Return each entry word for word, without its pictures.

··· Supplied data ···

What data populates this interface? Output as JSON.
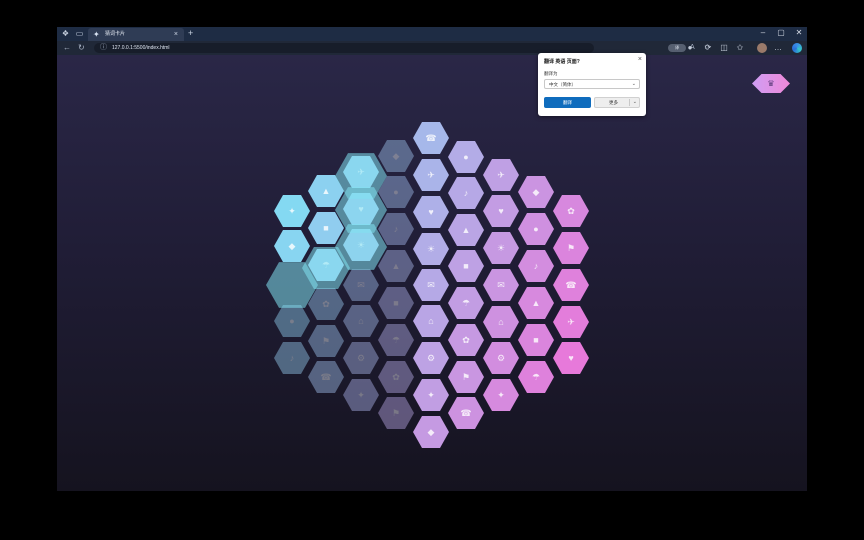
{
  "browser": {
    "tab": {
      "title": "猜词卡片",
      "favicon": "spark-icon",
      "close": "×"
    },
    "new_tab": "+",
    "window_controls": {
      "minimize": "–",
      "maximize": "▢",
      "close": "✕"
    },
    "url": "127.0.0.1:5500/index.html",
    "translate_badge": "译"
  },
  "translate_popup": {
    "title": "翻译 英语 页面?",
    "close": "×",
    "label": "翻译为",
    "language": "中文（简体）",
    "translate_button": "翻译",
    "more_button": "更多"
  },
  "floating_button_icon": "crown-icon"
}
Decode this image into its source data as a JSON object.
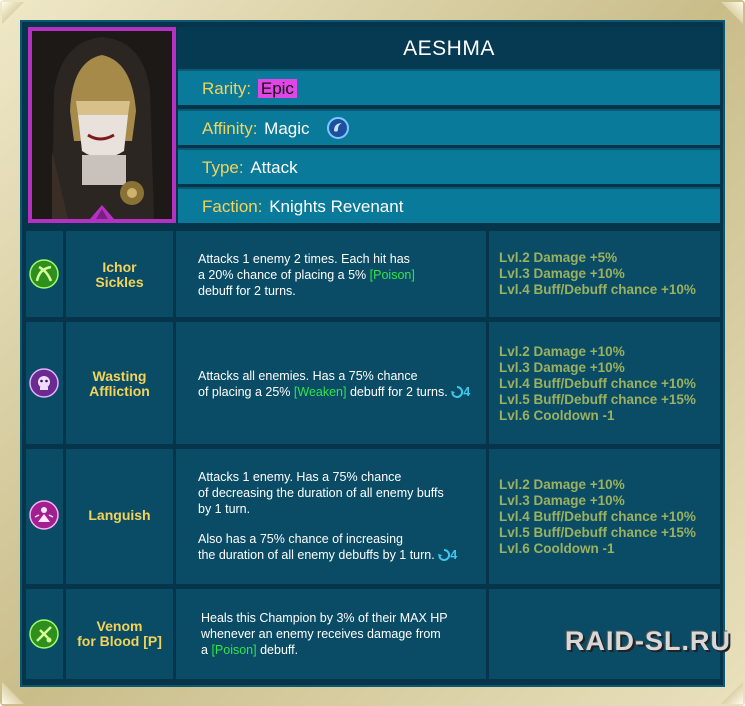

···

*Written response*
What data populates this interface? Output as JSON.
{
  "browser": {
    "tab": {
      "title": "猜词卡片",
      "favicon": "spark-icon",
      "close": "×"
    },
    "new_tab": "+",
    "window_controls": {
      "minimize": "–",
      "maximize": "▢",
      "close": "✕"
    },
    "url": "127.0.0.1:5500/index.html",
    "translate_badge": "译"
  },
  "translate_popup": {
    "title": "翻译 英语 页面?",
    "close": "×",
    "label": "翻译为",
    "language": "中文（简体）",
    "translate_button": "翻译",
    "more_button": "更多"
  },
  "floating_button_icon": "crown-icon"
}
Decode this image into its source data as a JSON object.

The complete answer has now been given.